**WORK INSTRUCTION**
Find the lines below that include the word "JSON" and report how many there are, with no other text.

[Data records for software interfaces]
----------
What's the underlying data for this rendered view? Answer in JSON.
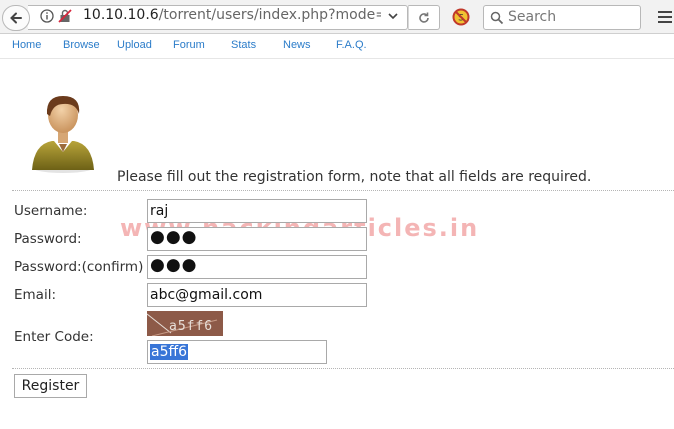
{
  "browser": {
    "url_host": "10.10.10.6",
    "url_path": "/torrent/users/index.php?mode=reg",
    "search_placeholder": "Search"
  },
  "nav": {
    "items": [
      "Home",
      "Browse",
      "Upload",
      "Forum",
      "Stats",
      "News",
      "F.A.Q."
    ]
  },
  "form": {
    "intro": "Please fill out the registration form, note that all fields are required.",
    "username_label": "Username:",
    "username_value": "raj",
    "password_label": "Password:",
    "password_value": "●●●",
    "confirm_label": "Password:(confirm)",
    "confirm_value": "●●●",
    "email_label": "Email:",
    "email_value": "abc@gmail.com",
    "code_label": "Enter Code:",
    "captcha_text": "a5ff6",
    "code_value": "a5ff6",
    "register_label": "Register"
  },
  "watermark": "www.hackingarticles.in",
  "colors": {
    "nav_link": "#2b7cc9",
    "captcha_bg": "#8d5a48",
    "selection": "#3875d7"
  }
}
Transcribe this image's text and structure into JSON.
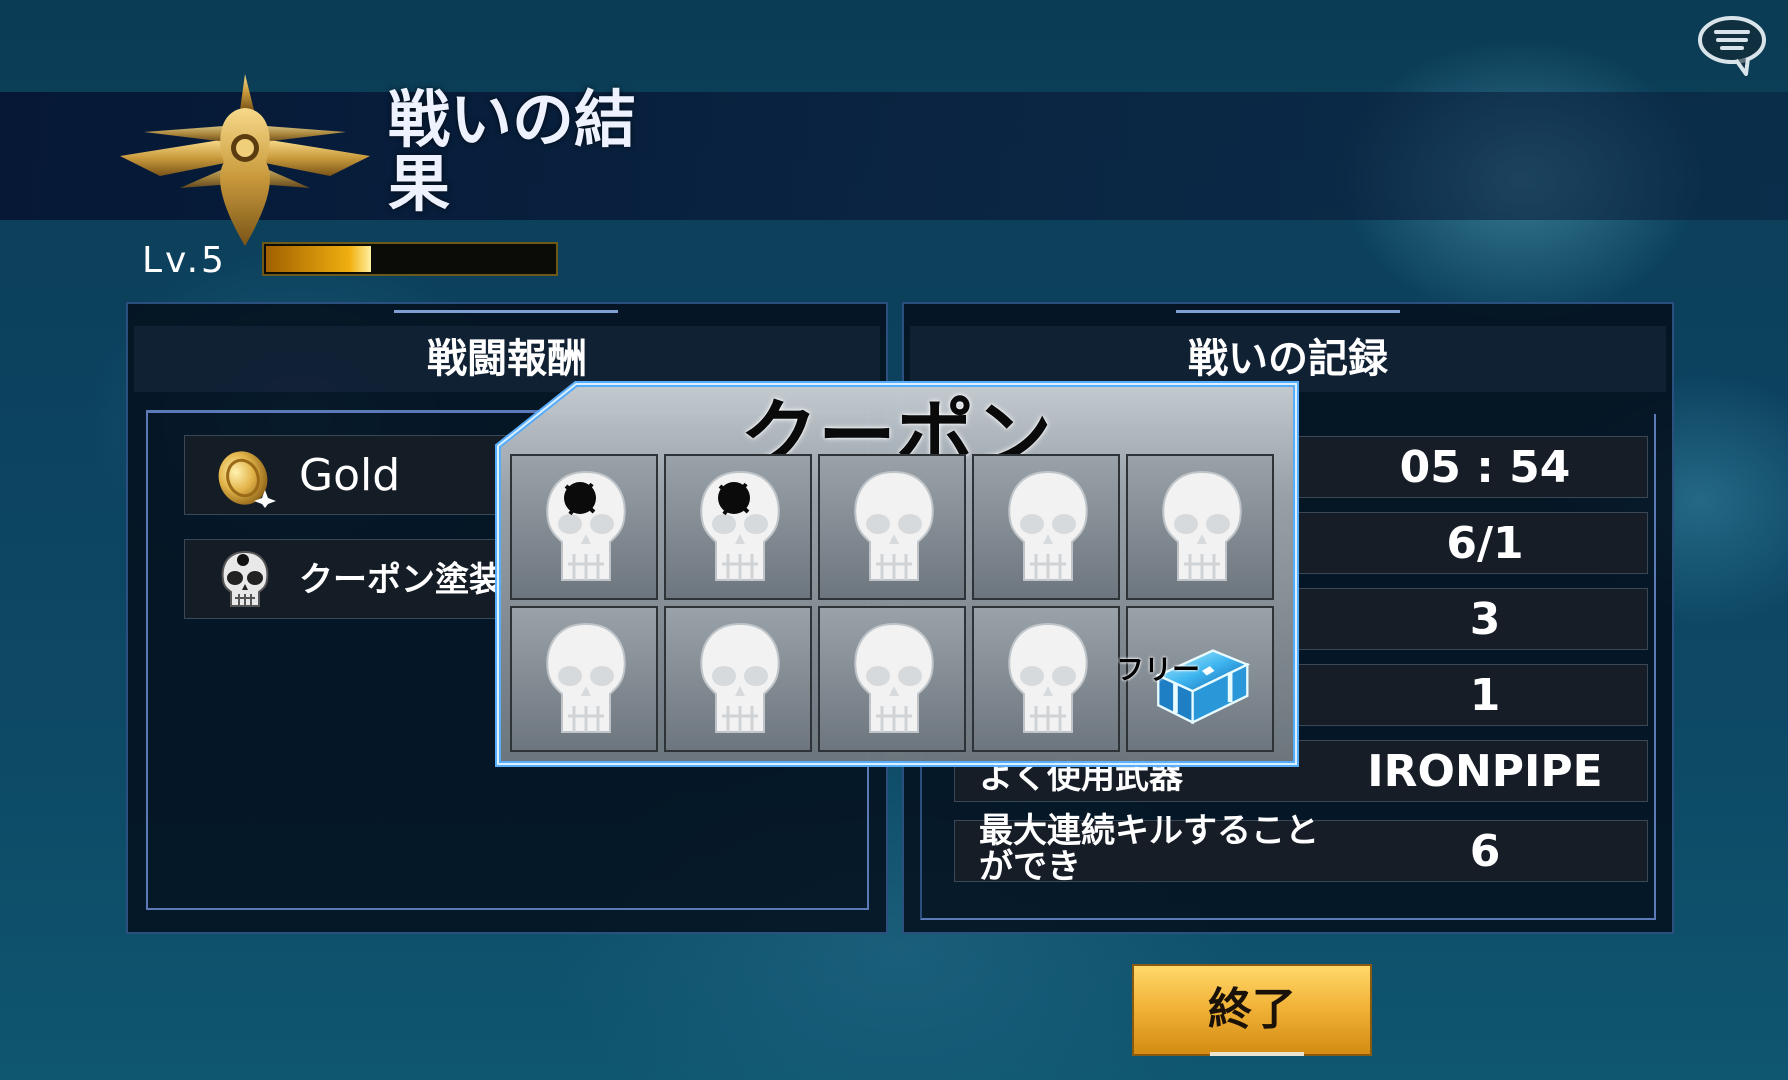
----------
**ANSWER SPACE**
2